Data for processing below:
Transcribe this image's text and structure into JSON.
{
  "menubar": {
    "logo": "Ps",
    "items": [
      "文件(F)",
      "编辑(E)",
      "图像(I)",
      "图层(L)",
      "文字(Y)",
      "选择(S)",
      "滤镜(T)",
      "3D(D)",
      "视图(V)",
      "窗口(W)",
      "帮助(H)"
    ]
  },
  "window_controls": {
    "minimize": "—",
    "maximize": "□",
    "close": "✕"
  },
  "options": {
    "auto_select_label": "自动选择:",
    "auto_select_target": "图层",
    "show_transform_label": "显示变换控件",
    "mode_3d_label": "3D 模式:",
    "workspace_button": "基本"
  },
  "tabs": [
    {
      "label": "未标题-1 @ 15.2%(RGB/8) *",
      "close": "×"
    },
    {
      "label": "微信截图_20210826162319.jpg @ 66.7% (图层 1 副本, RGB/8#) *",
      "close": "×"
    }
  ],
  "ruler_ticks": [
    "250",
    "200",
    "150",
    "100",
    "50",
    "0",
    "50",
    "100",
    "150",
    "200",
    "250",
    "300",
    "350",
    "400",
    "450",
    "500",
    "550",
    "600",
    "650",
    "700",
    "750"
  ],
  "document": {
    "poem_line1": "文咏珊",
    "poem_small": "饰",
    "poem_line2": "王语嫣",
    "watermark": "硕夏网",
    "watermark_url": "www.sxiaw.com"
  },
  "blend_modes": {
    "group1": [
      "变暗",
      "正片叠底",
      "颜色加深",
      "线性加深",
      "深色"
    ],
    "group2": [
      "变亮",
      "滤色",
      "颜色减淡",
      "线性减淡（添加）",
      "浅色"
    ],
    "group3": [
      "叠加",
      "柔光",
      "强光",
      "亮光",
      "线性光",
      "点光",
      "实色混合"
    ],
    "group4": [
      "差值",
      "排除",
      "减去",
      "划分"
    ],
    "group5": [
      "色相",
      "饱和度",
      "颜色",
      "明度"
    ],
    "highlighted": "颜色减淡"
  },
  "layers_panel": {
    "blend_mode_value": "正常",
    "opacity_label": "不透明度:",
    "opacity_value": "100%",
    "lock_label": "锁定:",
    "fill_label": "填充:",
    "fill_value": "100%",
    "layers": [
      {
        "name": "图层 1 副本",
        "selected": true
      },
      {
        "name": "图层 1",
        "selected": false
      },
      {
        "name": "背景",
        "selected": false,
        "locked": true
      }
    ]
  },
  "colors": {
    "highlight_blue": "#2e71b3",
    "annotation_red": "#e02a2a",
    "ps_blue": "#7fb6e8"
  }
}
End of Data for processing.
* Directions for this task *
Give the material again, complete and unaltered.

* Result *
Transcribe this image's text and structure into JSON.
{
  "menubar": {
    "logo": "Ps",
    "items": [
      "文件(F)",
      "编辑(E)",
      "图像(I)",
      "图层(L)",
      "文字(Y)",
      "选择(S)",
      "滤镜(T)",
      "3D(D)",
      "视图(V)",
      "窗口(W)",
      "帮助(H)"
    ]
  },
  "window_controls": {
    "minimize": "—",
    "maximize": "□",
    "close": "✕"
  },
  "options": {
    "auto_select_label": "自动选择:",
    "auto_select_target": "图层",
    "show_transform_label": "显示变换控件",
    "mode_3d_label": "3D 模式:",
    "workspace_button": "基本"
  },
  "tabs": [
    {
      "label": "未标题-1 @ 15.2%(RGB/8) *",
      "close": "×"
    },
    {
      "label": "微信截图_20210826162319.jpg @ 66.7% (图层 1 副本, RGB/8#) *",
      "close": "×"
    }
  ],
  "ruler_ticks": [
    "250",
    "200",
    "150",
    "100",
    "50",
    "0",
    "50",
    "100",
    "150",
    "200",
    "250",
    "300",
    "350",
    "400",
    "450",
    "500",
    "550",
    "600",
    "650",
    "700",
    "750"
  ],
  "document": {
    "poem_line1": "文咏珊",
    "poem_small": "饰",
    "poem_line2": "王语嫣",
    "watermark": "硕夏网",
    "watermark_url": "www.sxiaw.com"
  },
  "blend_modes": {
    "group1": [
      "变暗",
      "正片叠底",
      "颜色加深",
      "线性加深",
      "深色"
    ],
    "group2": [
      "变亮",
      "滤色",
      "颜色减淡",
      "线性减淡（添加）",
      "浅色"
    ],
    "group3": [
      "叠加",
      "柔光",
      "强光",
      "亮光",
      "线性光",
      "点光",
      "实色混合"
    ],
    "group4": [
      "差值",
      "排除",
      "减去",
      "划分"
    ],
    "group5": [
      "色相",
      "饱和度",
      "颜色",
      "明度"
    ],
    "highlighted": "颜色减淡"
  },
  "layers_panel": {
    "blend_mode_value": "正常",
    "opacity_label": "不透明度:",
    "opacity_value": "100%",
    "lock_label": "锁定:",
    "fill_label": "填充:",
    "fill_value": "100%",
    "layers": [
      {
        "name": "图层 1 副本",
        "selected": true
      },
      {
        "name": "图层 1",
        "selected": false
      },
      {
        "name": "背景",
        "selected": false,
        "locked": true
      }
    ]
  },
  "colors": {
    "highlight_blue": "#2e71b3",
    "annotation_red": "#e02a2a",
    "ps_blue": "#7fb6e8"
  }
}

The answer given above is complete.